## Instructions for the task:
Would you reproduce every record exactly, leaving out the pictures?

========

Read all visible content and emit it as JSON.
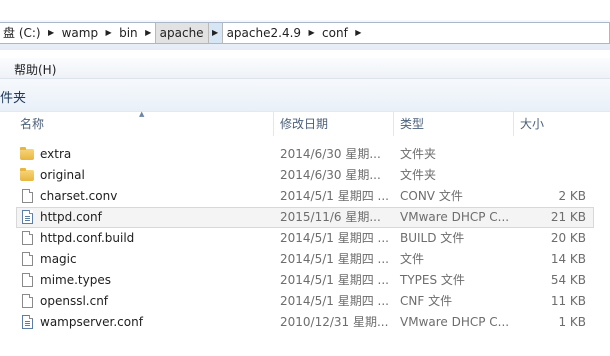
{
  "address_bar": {
    "crumbs": [
      "盘 (C:)",
      "wamp",
      "bin",
      "apache",
      "apache2.4.9",
      "conf"
    ],
    "active_crumb": "apache"
  },
  "menu": {
    "help": "帮助(H)"
  },
  "library": {
    "title": "件夹"
  },
  "columns": {
    "name": "名称",
    "date": "修改日期",
    "type": "类型",
    "size": "大小"
  },
  "files": [
    {
      "name": "extra",
      "date": "2014/6/30 星期...",
      "type": "文件夹",
      "size": "",
      "icon": "folder-icon"
    },
    {
      "name": "original",
      "date": "2014/6/30 星期...",
      "type": "文件夹",
      "size": "",
      "icon": "folder-icon"
    },
    {
      "name": "charset.conv",
      "date": "2014/5/1 星期四 ...",
      "type": "CONV 文件",
      "size": "2 KB",
      "icon": "file-icon"
    },
    {
      "name": "httpd.conf",
      "date": "2015/11/6 星期...",
      "type": "VMware DHCP C...",
      "size": "21 KB",
      "icon": "config-file-icon",
      "selected": true
    },
    {
      "name": "httpd.conf.build",
      "date": "2014/5/1 星期四 ...",
      "type": "BUILD 文件",
      "size": "20 KB",
      "icon": "file-icon"
    },
    {
      "name": "magic",
      "date": "2014/5/1 星期四 ...",
      "type": "文件",
      "size": "14 KB",
      "icon": "file-icon"
    },
    {
      "name": "mime.types",
      "date": "2014/5/1 星期四 ...",
      "type": "TYPES 文件",
      "size": "54 KB",
      "icon": "file-icon"
    },
    {
      "name": "openssl.cnf",
      "date": "2014/5/1 星期四 ...",
      "type": "CNF 文件",
      "size": "11 KB",
      "icon": "file-icon"
    },
    {
      "name": "wampserver.conf",
      "date": "2010/12/31 星期...",
      "type": "VMware DHCP C...",
      "size": "1 KB",
      "icon": "config-file-icon"
    }
  ]
}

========

## Task answer:
Read all visible content and emit it as JSON.
{
  "address_bar": {
    "crumbs": [
      "盘 (C:)",
      "wamp",
      "bin",
      "apache",
      "apache2.4.9",
      "conf"
    ],
    "active_crumb": "apache"
  },
  "menu": {
    "help": "帮助(H)"
  },
  "library": {
    "title": "件夹"
  },
  "columns": {
    "name": "名称",
    "date": "修改日期",
    "type": "类型",
    "size": "大小"
  },
  "files": [
    {
      "name": "extra",
      "date": "2014/6/30 星期...",
      "type": "文件夹",
      "size": "",
      "icon": "folder-icon"
    },
    {
      "name": "original",
      "date": "2014/6/30 星期...",
      "type": "文件夹",
      "size": "",
      "icon": "folder-icon"
    },
    {
      "name": "charset.conv",
      "date": "2014/5/1 星期四 ...",
      "type": "CONV 文件",
      "size": "2 KB",
      "icon": "file-icon"
    },
    {
      "name": "httpd.conf",
      "date": "2015/11/6 星期...",
      "type": "VMware DHCP C...",
      "size": "21 KB",
      "icon": "config-file-icon",
      "selected": true
    },
    {
      "name": "httpd.conf.build",
      "date": "2014/5/1 星期四 ...",
      "type": "BUILD 文件",
      "size": "20 KB",
      "icon": "file-icon"
    },
    {
      "name": "magic",
      "date": "2014/5/1 星期四 ...",
      "type": "文件",
      "size": "14 KB",
      "icon": "file-icon"
    },
    {
      "name": "mime.types",
      "date": "2014/5/1 星期四 ...",
      "type": "TYPES 文件",
      "size": "54 KB",
      "icon": "file-icon"
    },
    {
      "name": "openssl.cnf",
      "date": "2014/5/1 星期四 ...",
      "type": "CNF 文件",
      "size": "11 KB",
      "icon": "file-icon"
    },
    {
      "name": "wampserver.conf",
      "date": "2010/12/31 星期...",
      "type": "VMware DHCP C...",
      "size": "1 KB",
      "icon": "config-file-icon"
    }
  ]
}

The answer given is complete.